John McAfee, the anti-virus software tycoon now wanted for questioning in the murder of his neighbor Gregory Faul, never fully denies his own paranoia, but the more he talks, the worse he makes the case for his clear-headed sanity. And he is certainly talking again. That's not a good thing when you're trying to convince the world that you're innocent in a murder for which the police are apparently trying to frame you. This tale has many uncertain assertions, but at this point one thing is clear: McAfee is a "complex and volatile person," as Wired's Joshua Davis puts it. Still, the more we hear from him, the less "complex" and the more unstable he sounds.

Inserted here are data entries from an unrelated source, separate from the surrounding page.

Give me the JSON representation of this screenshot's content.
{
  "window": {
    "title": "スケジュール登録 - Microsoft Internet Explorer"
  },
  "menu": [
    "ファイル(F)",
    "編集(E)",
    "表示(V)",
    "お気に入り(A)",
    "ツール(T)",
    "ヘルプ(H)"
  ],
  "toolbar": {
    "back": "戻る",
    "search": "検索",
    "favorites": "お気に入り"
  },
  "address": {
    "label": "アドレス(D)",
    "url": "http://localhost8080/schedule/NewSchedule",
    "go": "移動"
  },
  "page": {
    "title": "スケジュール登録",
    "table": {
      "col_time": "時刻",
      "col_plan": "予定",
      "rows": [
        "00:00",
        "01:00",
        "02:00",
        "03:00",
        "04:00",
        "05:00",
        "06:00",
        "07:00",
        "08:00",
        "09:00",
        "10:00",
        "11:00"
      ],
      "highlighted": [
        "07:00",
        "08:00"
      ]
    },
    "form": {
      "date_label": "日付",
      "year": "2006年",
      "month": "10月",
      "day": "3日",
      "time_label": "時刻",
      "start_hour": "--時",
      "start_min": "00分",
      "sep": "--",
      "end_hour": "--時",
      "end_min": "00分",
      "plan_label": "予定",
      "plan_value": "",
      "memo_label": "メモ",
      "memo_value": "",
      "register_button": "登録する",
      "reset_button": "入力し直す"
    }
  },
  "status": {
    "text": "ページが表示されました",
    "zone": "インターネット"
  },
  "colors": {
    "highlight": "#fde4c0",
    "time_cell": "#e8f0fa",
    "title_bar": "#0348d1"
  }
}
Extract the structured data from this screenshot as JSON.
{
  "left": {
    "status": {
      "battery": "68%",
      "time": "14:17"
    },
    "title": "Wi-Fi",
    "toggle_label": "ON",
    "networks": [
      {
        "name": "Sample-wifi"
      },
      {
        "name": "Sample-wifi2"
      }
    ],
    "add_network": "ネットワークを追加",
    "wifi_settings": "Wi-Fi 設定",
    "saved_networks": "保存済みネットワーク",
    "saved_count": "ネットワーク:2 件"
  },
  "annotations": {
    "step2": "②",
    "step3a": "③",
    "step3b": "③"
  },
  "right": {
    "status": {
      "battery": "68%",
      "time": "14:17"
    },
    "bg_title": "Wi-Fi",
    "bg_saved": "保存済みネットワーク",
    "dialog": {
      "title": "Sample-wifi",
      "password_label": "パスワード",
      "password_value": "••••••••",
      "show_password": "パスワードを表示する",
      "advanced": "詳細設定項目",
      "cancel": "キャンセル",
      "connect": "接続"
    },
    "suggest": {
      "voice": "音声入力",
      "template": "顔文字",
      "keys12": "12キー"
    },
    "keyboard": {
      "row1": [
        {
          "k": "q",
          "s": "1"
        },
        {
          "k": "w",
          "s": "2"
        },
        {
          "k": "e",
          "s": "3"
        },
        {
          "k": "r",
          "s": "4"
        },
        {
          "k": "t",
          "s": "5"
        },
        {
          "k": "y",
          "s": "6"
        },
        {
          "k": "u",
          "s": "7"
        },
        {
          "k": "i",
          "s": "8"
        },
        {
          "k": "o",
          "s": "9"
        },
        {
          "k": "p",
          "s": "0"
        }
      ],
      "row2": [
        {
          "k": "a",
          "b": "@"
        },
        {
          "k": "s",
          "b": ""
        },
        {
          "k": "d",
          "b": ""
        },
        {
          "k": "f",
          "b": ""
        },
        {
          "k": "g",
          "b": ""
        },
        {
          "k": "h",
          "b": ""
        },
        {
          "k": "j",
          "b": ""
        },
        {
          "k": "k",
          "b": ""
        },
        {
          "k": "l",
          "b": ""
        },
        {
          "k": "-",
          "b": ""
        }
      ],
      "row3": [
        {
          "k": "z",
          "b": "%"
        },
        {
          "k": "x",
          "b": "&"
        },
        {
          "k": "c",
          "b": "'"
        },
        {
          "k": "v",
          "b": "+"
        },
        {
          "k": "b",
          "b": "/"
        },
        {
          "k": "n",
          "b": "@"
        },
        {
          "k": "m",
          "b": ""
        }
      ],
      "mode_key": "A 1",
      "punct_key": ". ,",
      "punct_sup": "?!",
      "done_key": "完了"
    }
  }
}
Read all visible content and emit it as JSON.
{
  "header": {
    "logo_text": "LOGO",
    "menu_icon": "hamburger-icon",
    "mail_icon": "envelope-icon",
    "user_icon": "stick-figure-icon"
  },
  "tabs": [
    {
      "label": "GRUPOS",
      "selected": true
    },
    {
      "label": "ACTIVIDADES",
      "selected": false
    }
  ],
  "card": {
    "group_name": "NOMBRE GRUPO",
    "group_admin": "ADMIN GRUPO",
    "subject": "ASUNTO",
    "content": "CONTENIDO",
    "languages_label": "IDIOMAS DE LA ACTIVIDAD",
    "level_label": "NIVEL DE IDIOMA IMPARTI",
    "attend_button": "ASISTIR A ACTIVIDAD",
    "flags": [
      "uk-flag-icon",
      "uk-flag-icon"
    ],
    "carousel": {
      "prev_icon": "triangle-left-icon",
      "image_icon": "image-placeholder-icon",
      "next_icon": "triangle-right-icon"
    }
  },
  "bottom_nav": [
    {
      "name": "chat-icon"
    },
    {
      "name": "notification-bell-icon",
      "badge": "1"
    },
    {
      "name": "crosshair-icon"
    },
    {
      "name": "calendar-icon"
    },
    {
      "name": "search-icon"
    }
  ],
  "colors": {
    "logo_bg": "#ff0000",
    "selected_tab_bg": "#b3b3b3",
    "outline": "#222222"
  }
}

The latest insight into McAfee's complicated psychosis comes from Davis, who has maintained constant contact with McAfee before and after the charges, turning what was supposed to be a Wired feature into a 39-page ebook released last Friday. Davis has also posted audio of conversations with McAfee that he describes as "Bizarre Breaks From Reality." The 25- and six-minutes clips below are worth a listen. But to get an idea of how removed McAfee sounds from reality, listen carefully to how he describes various incidents in which large groups of Gang Suppression Unit officers come after him. Many of the circumstances sound unbelievable, like the time one of them walked out of the ocean in full SCUBA gear. And others have too-convenient details, like men disappearing as day breaks, or, possible witnesses (like his girlfriend) "sleeping through" raids. It doesn't quite add up, and he sounds "genuinely unhinged," to use Davis's words.